Emmett Louis Till by Thinh H. Truong

 

Although the media really wanted to involve in this story, Milam and Bryant did not have to worry since Mississippi citizens did not support the outsiders, especially the black or Northern people, interfering their local cases. Many attendants even shook hands and wished Milam luck.[8]

During the testimony, Moses Wright was the first person to witness. He pointed to Milam, and claimed that was the guy on August 28th night with a gun and took Emmett Till away.

Moses Wright's testimony in the trial of his great-nephew's accused killers would go down in history as one of the bravest moments of the civil rights movement.

Moses Wright’s testimony in the trial of his great-nephew’s accused killers would go down in history as one of the bravest moments of the civil rights movement.

Understanding that no colored person had ever directly charged a white man in court, Wright still stood up in front of many angry white people on that day. “That was the first time in my life I was brave enough to charge a white man. That was not a bravery act nor did I not fear. I just want justice”, he said. The next person to testify was Mrs. Till. With a surprising calm voice, she answered every question without any hesitation. To defend against people who did not believe the found body was Emmett Till, Mamie Till confirmed that the ring with “L.T” engraved on it was from Emmett Till’s father. As all the evidences against Milam and Bryant were proved, a twisted event happened.[9]

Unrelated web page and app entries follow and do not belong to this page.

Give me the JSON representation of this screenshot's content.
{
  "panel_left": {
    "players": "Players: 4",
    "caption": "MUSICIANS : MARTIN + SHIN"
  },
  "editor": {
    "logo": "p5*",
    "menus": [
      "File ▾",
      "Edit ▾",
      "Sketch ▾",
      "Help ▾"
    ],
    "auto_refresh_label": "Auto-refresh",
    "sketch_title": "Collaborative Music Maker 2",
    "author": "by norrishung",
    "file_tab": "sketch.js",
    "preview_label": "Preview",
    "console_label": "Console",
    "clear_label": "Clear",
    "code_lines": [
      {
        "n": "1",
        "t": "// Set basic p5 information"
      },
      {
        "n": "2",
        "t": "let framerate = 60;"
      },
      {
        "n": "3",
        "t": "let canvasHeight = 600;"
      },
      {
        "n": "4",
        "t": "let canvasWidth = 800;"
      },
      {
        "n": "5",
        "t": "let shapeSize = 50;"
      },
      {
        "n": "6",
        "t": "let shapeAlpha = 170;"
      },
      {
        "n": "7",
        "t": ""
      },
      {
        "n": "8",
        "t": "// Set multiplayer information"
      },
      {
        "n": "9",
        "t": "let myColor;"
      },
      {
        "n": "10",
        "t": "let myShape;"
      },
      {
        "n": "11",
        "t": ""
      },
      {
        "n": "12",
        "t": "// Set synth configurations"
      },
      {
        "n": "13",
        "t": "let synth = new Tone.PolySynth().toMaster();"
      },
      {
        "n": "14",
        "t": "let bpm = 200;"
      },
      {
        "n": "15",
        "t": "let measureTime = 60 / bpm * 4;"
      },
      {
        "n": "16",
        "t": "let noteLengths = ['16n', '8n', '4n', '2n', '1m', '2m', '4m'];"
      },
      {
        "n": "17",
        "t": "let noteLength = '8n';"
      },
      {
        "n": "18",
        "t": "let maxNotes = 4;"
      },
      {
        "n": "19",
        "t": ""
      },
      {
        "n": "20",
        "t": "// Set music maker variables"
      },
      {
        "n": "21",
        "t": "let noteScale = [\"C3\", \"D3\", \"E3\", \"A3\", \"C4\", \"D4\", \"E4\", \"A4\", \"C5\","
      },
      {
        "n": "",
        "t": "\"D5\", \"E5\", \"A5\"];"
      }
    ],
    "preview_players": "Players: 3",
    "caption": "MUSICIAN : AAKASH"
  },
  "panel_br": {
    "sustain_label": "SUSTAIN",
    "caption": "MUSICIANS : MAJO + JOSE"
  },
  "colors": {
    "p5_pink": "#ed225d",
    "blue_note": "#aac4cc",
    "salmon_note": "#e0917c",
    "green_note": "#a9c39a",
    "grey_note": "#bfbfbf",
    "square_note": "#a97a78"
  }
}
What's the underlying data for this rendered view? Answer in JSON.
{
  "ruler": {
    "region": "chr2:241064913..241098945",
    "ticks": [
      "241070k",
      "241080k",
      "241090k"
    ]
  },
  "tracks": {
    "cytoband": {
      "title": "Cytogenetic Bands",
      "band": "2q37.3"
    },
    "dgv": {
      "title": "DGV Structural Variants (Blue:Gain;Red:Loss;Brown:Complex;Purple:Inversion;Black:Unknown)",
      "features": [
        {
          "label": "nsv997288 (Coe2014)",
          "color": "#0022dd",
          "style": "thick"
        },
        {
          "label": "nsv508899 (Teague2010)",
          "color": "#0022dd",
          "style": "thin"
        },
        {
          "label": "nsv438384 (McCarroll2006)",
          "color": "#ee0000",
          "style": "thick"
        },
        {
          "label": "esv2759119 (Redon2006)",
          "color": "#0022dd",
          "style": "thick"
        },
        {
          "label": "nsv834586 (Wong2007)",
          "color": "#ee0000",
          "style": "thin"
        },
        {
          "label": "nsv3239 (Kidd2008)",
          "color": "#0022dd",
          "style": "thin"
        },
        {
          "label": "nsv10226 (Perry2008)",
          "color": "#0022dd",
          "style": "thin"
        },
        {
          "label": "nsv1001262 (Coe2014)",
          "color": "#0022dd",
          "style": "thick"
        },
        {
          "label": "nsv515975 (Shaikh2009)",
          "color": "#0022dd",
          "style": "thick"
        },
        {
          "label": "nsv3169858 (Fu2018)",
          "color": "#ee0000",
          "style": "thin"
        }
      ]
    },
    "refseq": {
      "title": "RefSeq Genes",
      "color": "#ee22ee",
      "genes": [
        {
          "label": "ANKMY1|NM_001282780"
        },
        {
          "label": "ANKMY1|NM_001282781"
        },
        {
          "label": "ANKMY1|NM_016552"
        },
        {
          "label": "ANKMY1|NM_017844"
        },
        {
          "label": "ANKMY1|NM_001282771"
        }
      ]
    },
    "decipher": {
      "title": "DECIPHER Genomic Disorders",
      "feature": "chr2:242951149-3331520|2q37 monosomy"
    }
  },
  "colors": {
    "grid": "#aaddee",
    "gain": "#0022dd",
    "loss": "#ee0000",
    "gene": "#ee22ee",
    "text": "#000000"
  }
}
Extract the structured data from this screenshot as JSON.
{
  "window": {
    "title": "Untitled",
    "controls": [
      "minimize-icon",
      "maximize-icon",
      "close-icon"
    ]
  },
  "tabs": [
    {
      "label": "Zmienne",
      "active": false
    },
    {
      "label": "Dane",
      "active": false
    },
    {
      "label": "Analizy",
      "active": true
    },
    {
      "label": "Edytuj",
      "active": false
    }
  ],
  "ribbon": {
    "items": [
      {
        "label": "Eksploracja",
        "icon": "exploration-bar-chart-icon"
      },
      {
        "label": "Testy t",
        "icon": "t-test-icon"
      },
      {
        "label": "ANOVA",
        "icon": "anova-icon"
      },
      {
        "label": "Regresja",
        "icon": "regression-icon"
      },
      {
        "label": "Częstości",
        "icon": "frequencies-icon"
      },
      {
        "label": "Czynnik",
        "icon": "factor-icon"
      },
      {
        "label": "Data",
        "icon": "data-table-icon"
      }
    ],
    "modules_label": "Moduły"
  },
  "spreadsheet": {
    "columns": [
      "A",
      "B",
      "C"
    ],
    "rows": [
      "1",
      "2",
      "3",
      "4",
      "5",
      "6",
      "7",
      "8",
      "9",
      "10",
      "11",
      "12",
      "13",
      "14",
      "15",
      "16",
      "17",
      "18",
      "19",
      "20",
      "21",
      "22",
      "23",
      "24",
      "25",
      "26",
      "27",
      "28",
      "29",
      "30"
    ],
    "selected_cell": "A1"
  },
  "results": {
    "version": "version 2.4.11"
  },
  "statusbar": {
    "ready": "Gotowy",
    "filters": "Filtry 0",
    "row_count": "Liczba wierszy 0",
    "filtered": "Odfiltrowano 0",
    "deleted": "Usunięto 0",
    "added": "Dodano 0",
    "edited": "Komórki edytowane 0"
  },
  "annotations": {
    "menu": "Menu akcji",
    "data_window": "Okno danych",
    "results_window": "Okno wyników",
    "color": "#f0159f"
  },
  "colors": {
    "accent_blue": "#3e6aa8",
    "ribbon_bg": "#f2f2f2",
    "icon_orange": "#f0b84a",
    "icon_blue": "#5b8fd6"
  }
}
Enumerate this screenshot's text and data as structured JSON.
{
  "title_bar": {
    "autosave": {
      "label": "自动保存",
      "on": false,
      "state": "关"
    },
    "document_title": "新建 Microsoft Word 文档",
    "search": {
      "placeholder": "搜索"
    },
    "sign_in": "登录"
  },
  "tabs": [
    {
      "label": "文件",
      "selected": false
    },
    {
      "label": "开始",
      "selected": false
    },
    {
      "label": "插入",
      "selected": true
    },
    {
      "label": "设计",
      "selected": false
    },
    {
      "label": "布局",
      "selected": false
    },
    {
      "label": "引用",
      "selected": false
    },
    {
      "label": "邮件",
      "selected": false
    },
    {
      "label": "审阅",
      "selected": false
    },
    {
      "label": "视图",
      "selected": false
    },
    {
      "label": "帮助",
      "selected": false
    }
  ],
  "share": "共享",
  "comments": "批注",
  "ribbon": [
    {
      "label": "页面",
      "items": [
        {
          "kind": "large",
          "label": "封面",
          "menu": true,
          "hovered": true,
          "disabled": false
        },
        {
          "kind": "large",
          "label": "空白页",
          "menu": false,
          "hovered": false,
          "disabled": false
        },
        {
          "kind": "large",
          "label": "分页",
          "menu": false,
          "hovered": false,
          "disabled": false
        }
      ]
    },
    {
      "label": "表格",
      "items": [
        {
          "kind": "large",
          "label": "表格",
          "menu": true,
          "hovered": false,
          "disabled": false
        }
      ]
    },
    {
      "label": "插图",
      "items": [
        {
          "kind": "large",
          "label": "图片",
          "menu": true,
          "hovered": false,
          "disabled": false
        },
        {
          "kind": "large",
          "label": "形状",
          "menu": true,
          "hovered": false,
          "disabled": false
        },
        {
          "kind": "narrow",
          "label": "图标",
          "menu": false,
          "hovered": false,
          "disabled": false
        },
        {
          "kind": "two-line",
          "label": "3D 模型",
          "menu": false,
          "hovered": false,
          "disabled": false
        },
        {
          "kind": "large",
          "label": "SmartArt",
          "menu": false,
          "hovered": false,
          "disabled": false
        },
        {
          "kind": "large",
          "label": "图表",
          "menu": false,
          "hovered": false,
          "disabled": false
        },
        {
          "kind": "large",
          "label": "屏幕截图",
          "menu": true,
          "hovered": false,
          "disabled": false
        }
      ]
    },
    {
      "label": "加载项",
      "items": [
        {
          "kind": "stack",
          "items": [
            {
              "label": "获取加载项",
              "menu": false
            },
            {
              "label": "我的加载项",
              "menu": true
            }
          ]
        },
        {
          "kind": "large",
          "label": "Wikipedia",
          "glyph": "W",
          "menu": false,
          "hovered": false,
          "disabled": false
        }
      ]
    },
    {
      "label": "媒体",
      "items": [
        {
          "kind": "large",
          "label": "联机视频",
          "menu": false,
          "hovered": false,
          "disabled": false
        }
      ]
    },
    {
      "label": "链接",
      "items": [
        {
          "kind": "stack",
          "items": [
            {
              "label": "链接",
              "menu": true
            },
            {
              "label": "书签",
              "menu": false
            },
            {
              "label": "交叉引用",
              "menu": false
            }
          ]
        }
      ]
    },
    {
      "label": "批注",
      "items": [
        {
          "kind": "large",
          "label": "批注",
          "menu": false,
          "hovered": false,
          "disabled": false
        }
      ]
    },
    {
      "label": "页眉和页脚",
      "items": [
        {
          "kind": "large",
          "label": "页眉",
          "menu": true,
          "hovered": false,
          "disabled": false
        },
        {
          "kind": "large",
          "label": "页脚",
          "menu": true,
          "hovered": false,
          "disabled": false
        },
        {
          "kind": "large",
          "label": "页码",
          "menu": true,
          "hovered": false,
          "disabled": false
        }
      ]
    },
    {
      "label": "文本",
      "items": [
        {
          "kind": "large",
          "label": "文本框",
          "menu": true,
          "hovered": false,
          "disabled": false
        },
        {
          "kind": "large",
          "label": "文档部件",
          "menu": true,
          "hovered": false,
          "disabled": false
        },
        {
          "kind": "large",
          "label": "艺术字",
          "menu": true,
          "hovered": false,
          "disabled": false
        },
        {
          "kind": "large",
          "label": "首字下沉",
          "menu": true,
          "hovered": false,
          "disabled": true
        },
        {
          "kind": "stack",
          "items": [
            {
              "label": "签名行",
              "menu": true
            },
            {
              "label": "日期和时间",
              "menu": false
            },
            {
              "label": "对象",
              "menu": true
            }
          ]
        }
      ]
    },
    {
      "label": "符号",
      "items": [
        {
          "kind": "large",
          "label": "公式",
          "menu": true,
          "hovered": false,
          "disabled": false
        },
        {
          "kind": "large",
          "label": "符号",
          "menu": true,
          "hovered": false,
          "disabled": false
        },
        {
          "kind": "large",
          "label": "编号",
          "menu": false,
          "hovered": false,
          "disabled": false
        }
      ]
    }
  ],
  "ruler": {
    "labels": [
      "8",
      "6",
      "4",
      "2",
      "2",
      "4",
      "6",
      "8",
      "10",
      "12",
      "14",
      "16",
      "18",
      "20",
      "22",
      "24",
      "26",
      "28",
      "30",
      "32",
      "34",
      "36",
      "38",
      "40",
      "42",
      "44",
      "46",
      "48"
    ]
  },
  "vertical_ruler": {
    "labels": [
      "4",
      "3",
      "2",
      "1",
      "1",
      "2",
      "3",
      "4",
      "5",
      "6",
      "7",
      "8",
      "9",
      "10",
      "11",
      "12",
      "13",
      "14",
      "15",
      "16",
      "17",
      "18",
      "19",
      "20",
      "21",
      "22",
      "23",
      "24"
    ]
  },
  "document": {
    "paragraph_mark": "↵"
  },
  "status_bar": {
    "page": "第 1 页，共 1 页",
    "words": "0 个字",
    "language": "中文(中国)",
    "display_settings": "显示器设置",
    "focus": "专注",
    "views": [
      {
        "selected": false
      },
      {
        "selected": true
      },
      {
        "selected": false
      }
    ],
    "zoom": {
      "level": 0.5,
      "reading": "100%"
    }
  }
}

112 Yr Old Mississippi Woman Waits for Word on Emmett Till Murder Trial - Jet Magazine, October 6, 1955

112 Yr Old Mississippi Woman Waits for Word on Emmett Till Murder Trial – Jet Magazine, October 6, 1955

             The chief police officer of Tallahatchie County, H.C. Strider was called to testify for the defendants. When being asked of the dead body, Strider claimed that it was impossible to identify the person even the color of his skin. And with just that claim, Mr J.A. Shaw, the jury foreman, read the verdict: “Not guilty!”

Roy Bryant (left), smokes a cigar as his wife happily embraces him. His half brother, J.W. Milam and his wife show jubilation. Bryant and Milam were cleared by an all white, male jury of the charge of having murdered Till, a 14-year-old Chicago boy who was black. The jury was out just one hour and 7 minutes.

Roy Bryant (left), smokes a cigar as his wife happily embraces him. His half brother, J.W. Milam and his wife show jubilation. Bryant and Milam were cleared by an all white, male jury of the charge of having murdered Till, a 14-year-old Chicago boy who was black. The jury was out just one hour and 7 minutes.

More then ever, Americans seemed to be upset with the ridiculous result. During an interview with Chicago Defender after the trial, Miame Till said: “This is the biggest joke I have ever witnessed.” Even Mrs. Eleanor Rooservelt, the First Lady, had to speak up about the final verdict. She hoped that the United States of America need to prove itself as an iconic figure of liberty, with justice must be served. Although African Americans lost their support in Emmett Till’s murder in court, they finally showed the rest of world why the Civil Rights Movement was necessary.  Months later, protected by the double jeopardy rule, Bryant and Milam admitted to killing Emmett Till in an interview with Look Magazine in 1956. During the interview, Bryant and Milam even showed some disrespects towards Till’s death as why people tried to keep the boy’s image live on.